Construction workers urged to open up over stress

The construction industry is being encouraged to start talking about employee stress with the launch of a joint initiative between the Construction Leadership Council (CLC) and Health & Safety Executive (HSE).

The CLC said the move was in response to “unprecedented strains” on workers as companies adopted new ways of working in response to the pandemic.

The HSE has published ‘Talking Toolkit’, a guide on how to prevent work related stress in construction.

Now the Construction Leadership Council is encouraging all businesses from across the industry to put their guide into the hands of their teams, inspiring better conversations to identify and manage stress for construction employees.

HSE chief inspector of construction Sarah Jardine said: “We have worked with industry partners to develop the toolkit, which specifically homes in on the particular work-related stress challenges that may be experienced by those working in construction. Stress, depression and anxiety are the second biggest cause of ill-health in the sector, so tackling them offers the chance to make a real difference to thousands working in the sector”.

Construction Leadership Council co-chair Andy Mitchell said: “While the industry has made an outstanding effort to protect employees from the effects of the pandemic in the last year, it is all too clear that workers continue to be at risk from work-related stress. The Talking Toolkit offers free, practical help developed by experts to help release pressure from the workplace. The CLC strongly encourages everyone to pick up a copy.”

Source: Construction Manager
Further information can be found on the Construction Manager website.

Work-related stress and mental illness is worse in construction

New research reveals that almost half of construction workers lose sleep from workplace stress with budget concerns, workload and client demands cited as the biggest worries.  Chris Chapman, Technical Support Manager for the BSG (Building Safety Group), the UK’s largest construction safety group looks at the need for an industry-wide mind shift when it comes to stress and mental health issues.

According to a poll by safety barrier manufacturer, A-SAFE, 48% of construction workers are kept awake as a result of workplace stress with some losing more than 10 hours of sleep a week.  Almost 70% in the sector suffer from Sunday night blues, with the data also showing that 16% of workers regularly lose sleep, with a further 32% experiencing occasional loss of sleep.

In addition, the poll of 1,000 people working in the construction industry highlighted: Workload (35%), client demands (25%) and budget concerns (24%) as people’s biggest worries at work. Line management (25%), workplace politics (18%) and salary (14%) were also revealed as factors contributing to loss of sleep.

Last year, a survey amongst construction worker members of UCATT also revealed very real concerns about the prevalence of mental health problems in the construction industry.  The results of that survey found that 64% said they are suffering from stress and a huge 76% said they had at some point suffered stress in the workplace. 30% of respondents have taken time off work due to stress.

With regards to mental health, 35% of respondents said that they were suffering from a mental illness or had suffered from a mental illness. Of these members, 44% had time off due to mental health issues but a staggering 75% had not raised their problems with management. In total 57% of respondents said their workplace had no interest in their mental health.

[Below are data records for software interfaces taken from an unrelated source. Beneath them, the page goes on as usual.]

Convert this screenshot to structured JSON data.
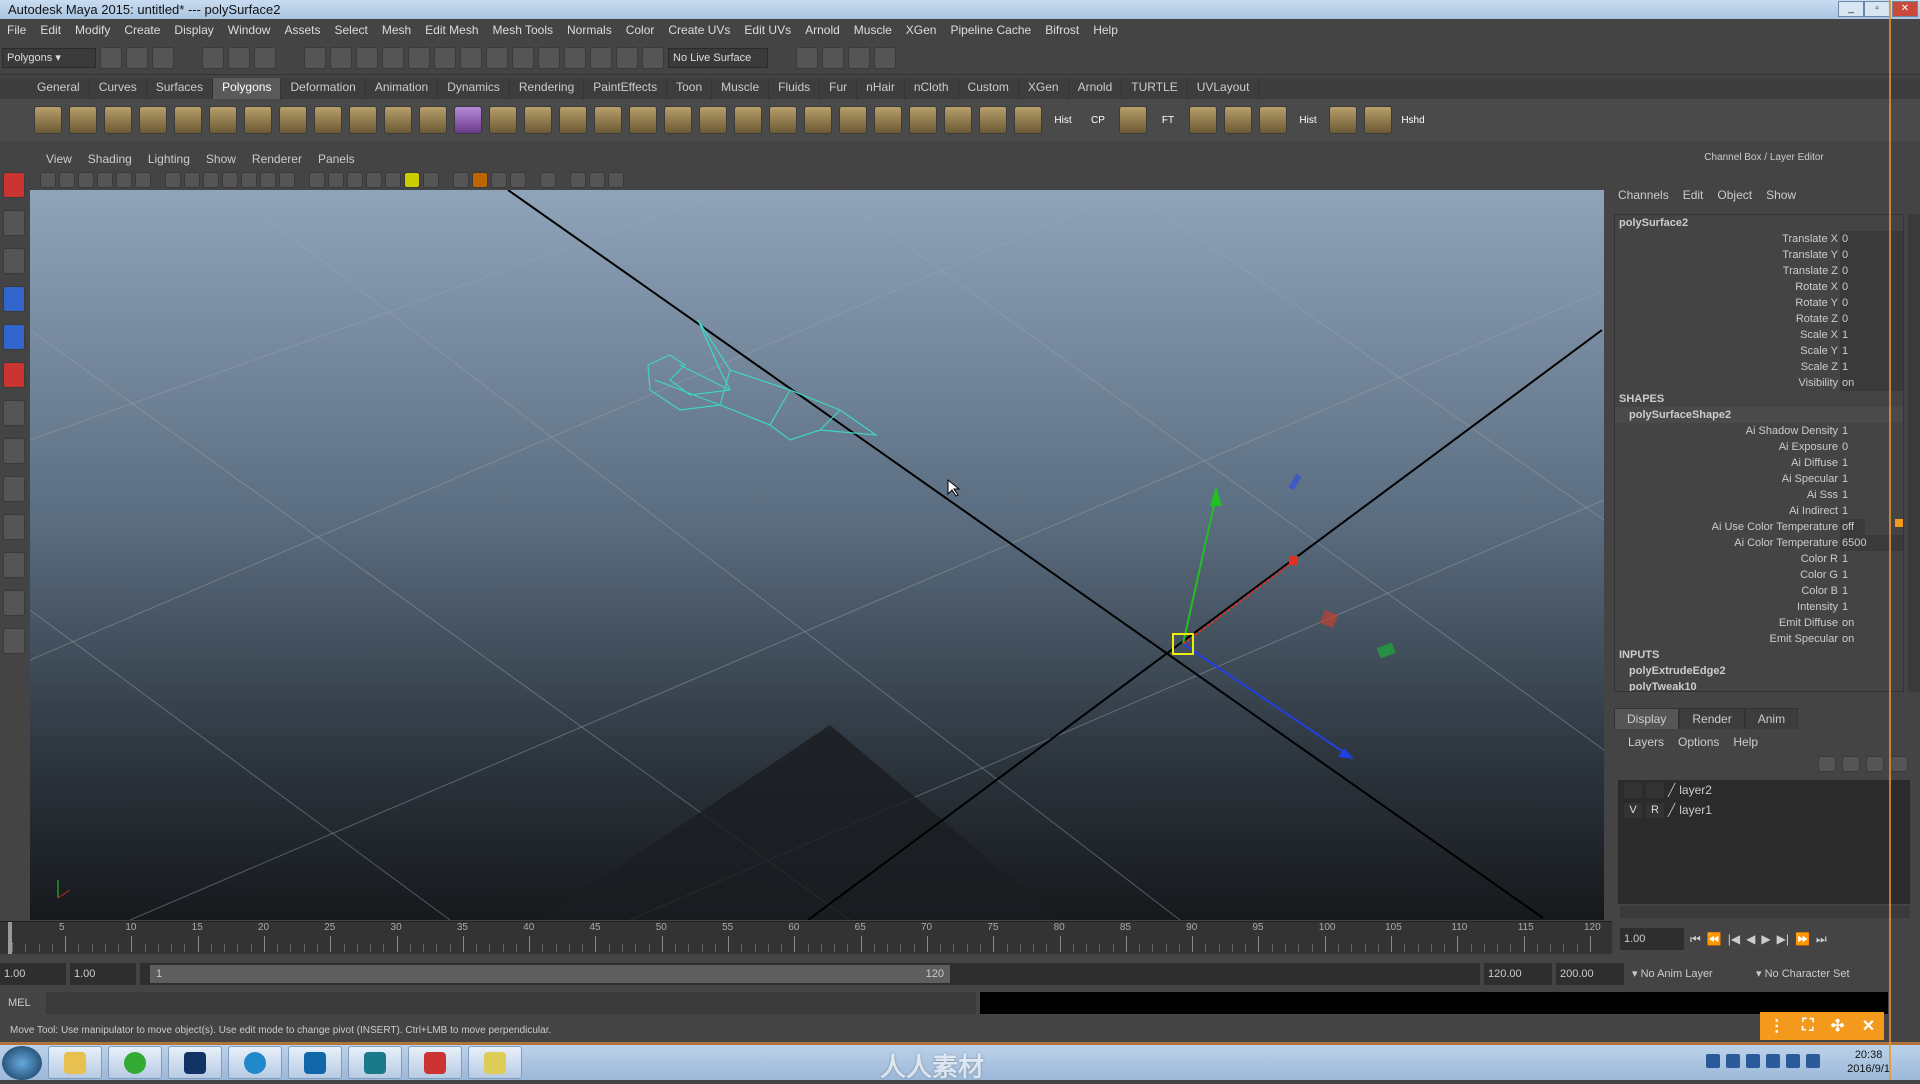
{
  "window": {
    "title": "Autodesk Maya 2015: untitled*   ---   polySurface2"
  },
  "menubar": [
    "File",
    "Edit",
    "Modify",
    "Create",
    "Display",
    "Window",
    "Assets",
    "Select",
    "Mesh",
    "Edit Mesh",
    "Mesh Tools",
    "Normals",
    "Color",
    "Create UVs",
    "Edit UVs",
    "Arnold",
    "Muscle",
    "XGen",
    "Pipeline Cache",
    "Bifrost",
    "Help"
  ],
  "statusline": {
    "mode": "Polygons",
    "live_surface": "No Live Surface"
  },
  "shelf": {
    "tabs": [
      "General",
      "Curves",
      "Surfaces",
      "Polygons",
      "Deformation",
      "Animation",
      "Dynamics",
      "Rendering",
      "PaintEffects",
      "Toon",
      "Muscle",
      "Fluids",
      "Fur",
      "nHair",
      "nCloth",
      "Custom",
      "XGen",
      "Arnold",
      "TURTLE",
      "UVLayout"
    ],
    "active_tab": "Polygons",
    "labels": {
      "hist1": "Hist",
      "cp": "CP",
      "ft": "FT",
      "hist2": "Hist",
      "hshd": "Hshd"
    }
  },
  "viewport": {
    "menu": [
      "View",
      "Shading",
      "Lighting",
      "Show",
      "Renderer",
      "Panels"
    ]
  },
  "channel_box": {
    "title": "Channel Box / Layer Editor",
    "menu": [
      "Channels",
      "Edit",
      "Object",
      "Show"
    ],
    "object": "polySurface2",
    "attributes": [
      {
        "name": "Translate X",
        "value": "0"
      },
      {
        "name": "Translate Y",
        "value": "0"
      },
      {
        "name": "Translate Z",
        "value": "0"
      },
      {
        "name": "Rotate X",
        "value": "0"
      },
      {
        "name": "Rotate Y",
        "value": "0"
      },
      {
        "name": "Rotate Z",
        "value": "0"
      },
      {
        "name": "Scale X",
        "value": "1"
      },
      {
        "name": "Scale Y",
        "value": "1"
      },
      {
        "name": "Scale Z",
        "value": "1"
      },
      {
        "name": "Visibility",
        "value": "on"
      }
    ],
    "shapes_header": "SHAPES",
    "shape": "polySurfaceShape2",
    "shape_attributes": [
      {
        "name": "Ai Shadow Density",
        "value": "1"
      },
      {
        "name": "Ai Exposure",
        "value": "0"
      },
      {
        "name": "Ai Diffuse",
        "value": "1"
      },
      {
        "name": "Ai Specular",
        "value": "1"
      },
      {
        "name": "Ai Sss",
        "value": "1"
      },
      {
        "name": "Ai Indirect",
        "value": "1"
      },
      {
        "name": "Ai Use Color Temperature",
        "value": "off"
      },
      {
        "name": "Ai Color Temperature",
        "value": "6500"
      },
      {
        "name": "Color R",
        "value": "1"
      },
      {
        "name": "Color G",
        "value": "1"
      },
      {
        "name": "Color B",
        "value": "1"
      },
      {
        "name": "Intensity",
        "value": "1"
      },
      {
        "name": "Emit Diffuse",
        "value": "on"
      },
      {
        "name": "Emit Specular",
        "value": "on"
      }
    ],
    "inputs_header": "INPUTS",
    "inputs": [
      "polyExtrudeEdge2",
      "polyTweak10"
    ]
  },
  "layer_editor": {
    "tabs": [
      "Display",
      "Render",
      "Anim"
    ],
    "active_tab": "Display",
    "menu": [
      "Layers",
      "Options",
      "Help"
    ],
    "layers": [
      {
        "name": "layer2",
        "v": "",
        "r": ""
      },
      {
        "name": "layer1",
        "v": "V",
        "r": "R"
      }
    ]
  },
  "timeline": {
    "ticks": [
      "5",
      "10",
      "15",
      "20",
      "25",
      "30",
      "35",
      "40",
      "45",
      "50",
      "55",
      "60",
      "65",
      "70",
      "75",
      "80",
      "85",
      "90",
      "95",
      "100",
      "105",
      "110",
      "115",
      "120"
    ],
    "current_frame_label": "1",
    "current_time": "1.00"
  },
  "range": {
    "start": "1.00",
    "playback_start": "1.00",
    "slider_start": "1",
    "slider_end": "120",
    "playback_end": "120.00",
    "end": "200.00",
    "anim_layer": "No Anim Layer",
    "character_set": "No Character Set"
  },
  "command_line": {
    "label": "MEL"
  },
  "help_line": "Move Tool: Use manipulator to move object(s). Use edit mode to change pivot (INSERT).  Ctrl+LMB to move perpendicular.",
  "taskbar": {
    "time": "20:38",
    "date": "2016/9/1"
  },
  "watermark": "人人素材",
  "colors": {
    "accent_orange": "#f39a1c",
    "wireframe": "#3fd6c0",
    "axis_x": "#e03020",
    "axis_y": "#20c020",
    "axis_z": "#2040e0"
  }
}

The two main mental health areas that caused the most pain, were depression and anxiety. 75% had experienced depression and 58% anxiety. These are both common throughout society – and are treatable, however shockingly, 72% of respondents said they mentioned absolutely nothing to anyone at work about their problems.

These reports provide some crucial insight into workforce wellbeing in the construction sector. As an industry, we need to take the issues of workplace stress and mental health seriously.  Employees working in construction need to know that their mental health is just as important to us as their physical wellbeing. Workplace stresses can have a huge impact on Health & Safety.  These results suggest that worries at work can have a negative impact on life outside work, leading to actions that could affect work performance.  With that in mind, Building Safety Group are aiming to bring the discussion of mental health in the construction industry to the top of the agenda by working in partnership with construction firms to help them better manage workplace stress and mental health issues.  Talking to someone can begin the healing process and not talking about depression and anxiety in this industry needs to be urgently addressed – for everyone’s health and safety.